We need urgent action to stop Britain’s Medicinal Leeches from going extinct. Our collaborative recovery project brings together a consortium of organisations to begin conservation work at the leech’s three main remaining locations. We're also engaging thousands of people to protect this spectacular but misunderstood species.

Medicinal leech.

The elusive Medicinal Leech Hirudo medicinalis, the UK’s largest leech, is an iconic freshwater animal with striking vivid orange and yellow markings. It is found in ponds and ditches, where it commonly feed on frogs and provides an important part of the food web. The Medicinal Leech is also entangled in British medical history. During Medieval times, leeches were common and often used as a medicinal cure. Even today, leeches are essential for medicine and are still used to increase blood circulation.

The decline of Britain's Medicinal Leech

The number of Medicinal Leeches in Britain has declined spectacularly. Once found in high abundance at hundreds of sites, there are now only four main populations left: in Kent, Hampshire, Dorset and Cumbria. In England, this unusual species has been pushed to the edge of extinction. Its decline was initiated by the historical medical trade, when millions of leeches were exported abroad.
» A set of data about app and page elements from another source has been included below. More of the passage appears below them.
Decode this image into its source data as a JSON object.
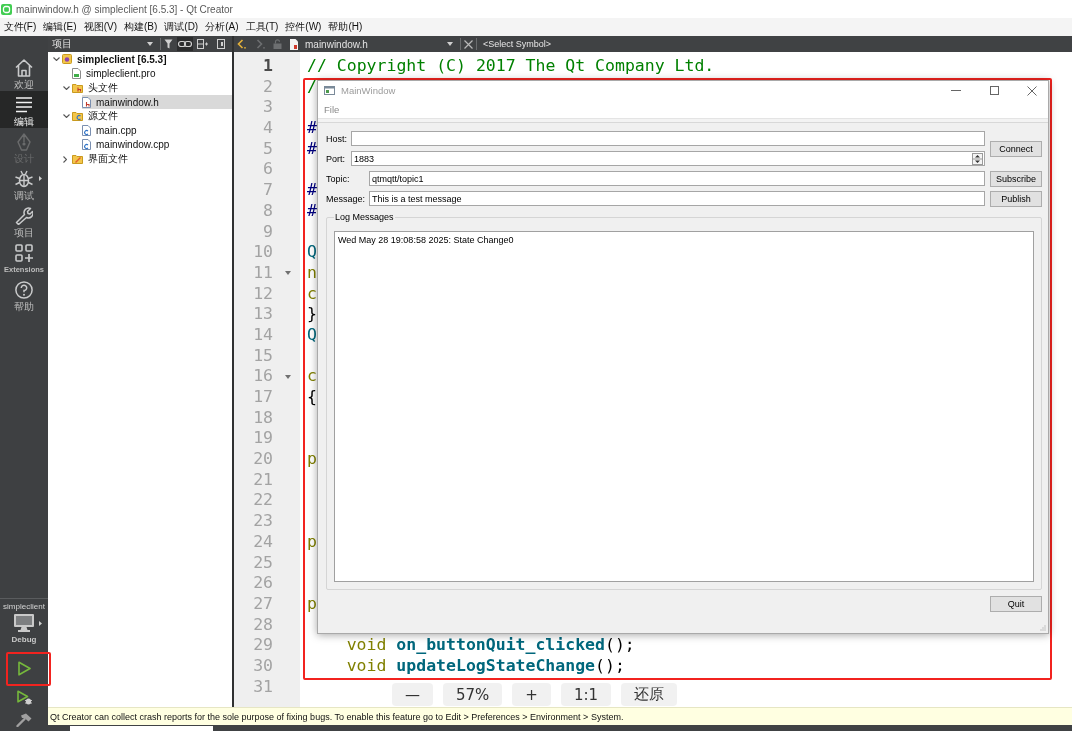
{
  "window": {
    "title": "mainwindow.h @ simpleclient [6.5.3] - Qt Creator"
  },
  "menu_bar": [
    "文件(F)",
    "编辑(E)",
    "视图(V)",
    "构建(B)",
    "调试(D)",
    "分析(A)",
    "工具(T)",
    "控件(W)",
    "帮助(H)"
  ],
  "mode_bar": {
    "modes": [
      {
        "kind": "welcome",
        "label": "欢迎",
        "selected": false,
        "disabled": false,
        "has_menu": false
      },
      {
        "kind": "edit",
        "label": "编辑",
        "selected": true,
        "disabled": false,
        "has_menu": false
      },
      {
        "kind": "design",
        "label": "设计",
        "selected": false,
        "disabled": true,
        "has_menu": false
      },
      {
        "kind": "debug",
        "label": "调试",
        "selected": false,
        "disabled": false,
        "has_menu": true
      },
      {
        "kind": "projects",
        "label": "项目",
        "selected": false,
        "disabled": false,
        "has_menu": false
      },
      {
        "kind": "extensions",
        "label": "Extensions",
        "selected": false,
        "disabled": false,
        "has_menu": false
      },
      {
        "kind": "help",
        "label": "帮助",
        "selected": false,
        "disabled": false,
        "has_menu": false
      }
    ],
    "kit": {
      "project": "simpleclient",
      "build": "Debug"
    },
    "actions": [
      {
        "kind": "run",
        "highlighted": true
      },
      {
        "kind": "debug",
        "highlighted": false
      },
      {
        "kind": "build",
        "highlighted": false
      }
    ]
  },
  "project_pane": {
    "title": "项目",
    "link_active": true,
    "tree": [
      {
        "kind": "project",
        "label": "simpleclient [6.5.3]",
        "expanded": true,
        "selected": false,
        "children": [
          {
            "kind": "pro",
            "label": "simpleclient.pro",
            "selected": false
          },
          {
            "kind": "headers",
            "label": "头文件",
            "expanded": true,
            "selected": false,
            "children": [
              {
                "kind": "header",
                "label": "mainwindow.h",
                "selected": true
              }
            ]
          },
          {
            "kind": "sources",
            "label": "源文件",
            "expanded": true,
            "selected": false,
            "children": [
              {
                "kind": "source",
                "label": "main.cpp",
                "selected": false
              },
              {
                "kind": "source",
                "label": "mainwindow.cpp",
                "selected": false
              }
            ]
          },
          {
            "kind": "forms",
            "label": "界面文件",
            "expanded": false,
            "selected": false
          }
        ]
      }
    ]
  },
  "editor": {
    "file": "mainwindow.h",
    "symbol": "<Select Symbol>",
    "can_go_back": true,
    "can_go_forward": false,
    "lines": [
      {
        "number": "1",
        "current": true,
        "foldable": false,
        "indented": false,
        "tokens": [
          {
            "kind": "comment",
            "text": "// Copyright (C) 2017 The Qt Company Ltd."
          }
        ]
      },
      {
        "number": "2",
        "current": false,
        "foldable": false,
        "indented": false,
        "tokens": [
          {
            "kind": "comment",
            "text": "/"
          }
        ]
      },
      {
        "number": "3",
        "current": false,
        "foldable": false
      },
      {
        "number": "4",
        "current": false,
        "foldable": false,
        "indented": false,
        "tokens": [
          {
            "kind": "preprocessor",
            "text": "#"
          }
        ]
      },
      {
        "number": "5",
        "current": false,
        "foldable": false,
        "indented": false,
        "tokens": [
          {
            "kind": "preprocessor",
            "text": "#"
          }
        ]
      },
      {
        "number": "6",
        "current": false,
        "foldable": false
      },
      {
        "number": "7",
        "current": false,
        "foldable": false,
        "indented": false,
        "tokens": [
          {
            "kind": "preprocessor",
            "text": "#"
          }
        ]
      },
      {
        "number": "8",
        "current": false,
        "foldable": false,
        "indented": false,
        "tokens": [
          {
            "kind": "preprocessor",
            "text": "#"
          }
        ]
      },
      {
        "number": "9",
        "current": false,
        "foldable": false
      },
      {
        "number": "10",
        "current": false,
        "foldable": false,
        "indented": false,
        "tokens": [
          {
            "kind": "macro",
            "text": "Q"
          }
        ]
      },
      {
        "number": "11",
        "current": false,
        "foldable": true,
        "indented": false,
        "tokens": [
          {
            "kind": "keyword",
            "text": "n"
          }
        ]
      },
      {
        "number": "12",
        "current": false,
        "foldable": false,
        "indented": false,
        "tokens": [
          {
            "kind": "keyword",
            "text": "c"
          }
        ]
      },
      {
        "number": "13",
        "current": false,
        "foldable": false,
        "indented": false,
        "tokens": [
          {
            "kind": "plain",
            "text": "}"
          }
        ]
      },
      {
        "number": "14",
        "current": false,
        "foldable": false,
        "indented": false,
        "tokens": [
          {
            "kind": "macro",
            "text": "Q"
          }
        ]
      },
      {
        "number": "15",
        "current": false,
        "foldable": false
      },
      {
        "number": "16",
        "current": false,
        "foldable": true,
        "indented": false,
        "tokens": [
          {
            "kind": "keyword",
            "text": "c"
          }
        ]
      },
      {
        "number": "17",
        "current": false,
        "foldable": false,
        "indented": false,
        "tokens": [
          {
            "kind": "plain",
            "text": "{"
          }
        ]
      },
      {
        "number": "18",
        "current": false,
        "foldable": false
      },
      {
        "number": "19",
        "current": false,
        "foldable": false
      },
      {
        "number": "20",
        "current": false,
        "foldable": false,
        "indented": false,
        "tokens": [
          {
            "kind": "keyword",
            "text": "p"
          }
        ]
      },
      {
        "number": "21",
        "current": false,
        "foldable": false
      },
      {
        "number": "22",
        "current": false,
        "foldable": false
      },
      {
        "number": "23",
        "current": false,
        "foldable": false
      },
      {
        "number": "24",
        "current": false,
        "foldable": false,
        "indented": false,
        "tokens": [
          {
            "kind": "keyword",
            "text": "p"
          }
        ]
      },
      {
        "number": "25",
        "current": false,
        "foldable": false
      },
      {
        "number": "26",
        "current": false,
        "foldable": false
      },
      {
        "number": "27",
        "current": false,
        "foldable": false,
        "indented": false,
        "tokens": [
          {
            "kind": "keyword",
            "text": "p"
          }
        ]
      },
      {
        "number": "28",
        "current": false,
        "foldable": false
      },
      {
        "number": "29",
        "current": false,
        "foldable": false,
        "indented": true,
        "tokens": [
          {
            "kind": "keyword",
            "text": "void "
          },
          {
            "kind": "function",
            "text": "on_buttonQuit_clicked"
          },
          {
            "kind": "plain",
            "text": "();"
          }
        ]
      },
      {
        "number": "30",
        "current": false,
        "foldable": false,
        "indented": true,
        "tokens": [
          {
            "kind": "keyword",
            "text": "void "
          },
          {
            "kind": "function",
            "text": "updateLogStateChange"
          },
          {
            "kind": "plain",
            "text": "();"
          }
        ]
      },
      {
        "number": "31",
        "current": false,
        "foldable": false
      }
    ]
  },
  "app_window": {
    "title": "MainWindow",
    "highlighted": true,
    "menu": [
      "File"
    ],
    "host": {
      "label": "Host:"
    },
    "port": {
      "label": "Port:",
      "value": "1883"
    },
    "connect_button": "Connect",
    "rows": [
      {
        "label": "Topic:",
        "value": "qtmqtt/topic1",
        "button": "Subscribe"
      },
      {
        "label": "Message:",
        "value": "This is a test message",
        "button": "Publish"
      }
    ],
    "log": {
      "title": "Log Messages",
      "lines": [
        "Wed May 28 19:08:58 2025: State Change0"
      ]
    },
    "quit_button": "Quit"
  },
  "notification": {
    "text": "Qt Creator can collect crash reports for the sole purpose of fixing bugs. To enable this feature go to Edit > Preferences > Environment > System."
  },
  "viewer_zoom_bar": [
    "—",
    "57%",
    "+",
    "1:1",
    "还原"
  ]
}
More recently, changes in land use, wetland drainage and loss of grazing that have contributed to its rapid declines.

Medicinal Leeches are now a global conservation priority, and are listed under a raft of international legislation, including: Appendix III of the Bern Convention, Appendix II of the Convention on International Trade in Endangered Species (CITES), Annex V of the Habitats Directive and the IUCN Red List.

Large pond with trees behind and grass in the fore.

How can we save the remaining Medicinal Leeches?

1 Collate knowledge and data

We’re conducting a literature review and mapping of the Medicinal Leech’s distribution, This will help us to document and understand the decline of England’s Medicinal Leeches.

The data will be made available online through the Freshwater Habitats Trust website, to inform future conservation activities.

2 Establish eDNA monitoring

This cutting-edge new survey method will make surveying for Medicinal Leech easier. It will include widespread volunteer engagement through the surveys at 25 sites across England.

We’re aiming to create an established form of eDNA monitoring for the species. This will provide a more accurate assessment of Medicinal Leech distribution and pond occupation.

3 Collaborate with zoos

Individuals from the four main remaining populations in three zoos will act as a living biobank. This will provide a genetic safety net in the form of a living gene bank in case of wild extinctions. It will also ensure long-term support for reintroduction projects, to broaden their distribution and increase species resilience.

4 Raise the profile of the Medicinal Leech

We have planned three zoo displays and six events to engage thousands of people with their conservation.

Zoo-based ark populations will provide outreach opportunities, including displays and interpretative information. This will engage visitors in the conservation and ecology of this unique leech.

5 Run a collaborative workshop

In phase two of the project we aim to bring people together to help us to define and initiate national level conservation actions, engaging partners, land managers and key volunteers.

6 Establish a comprehensive Conservation Action Plan

This will ensure we can work in partnership to deliver long-term conservation actions on all three main English populations.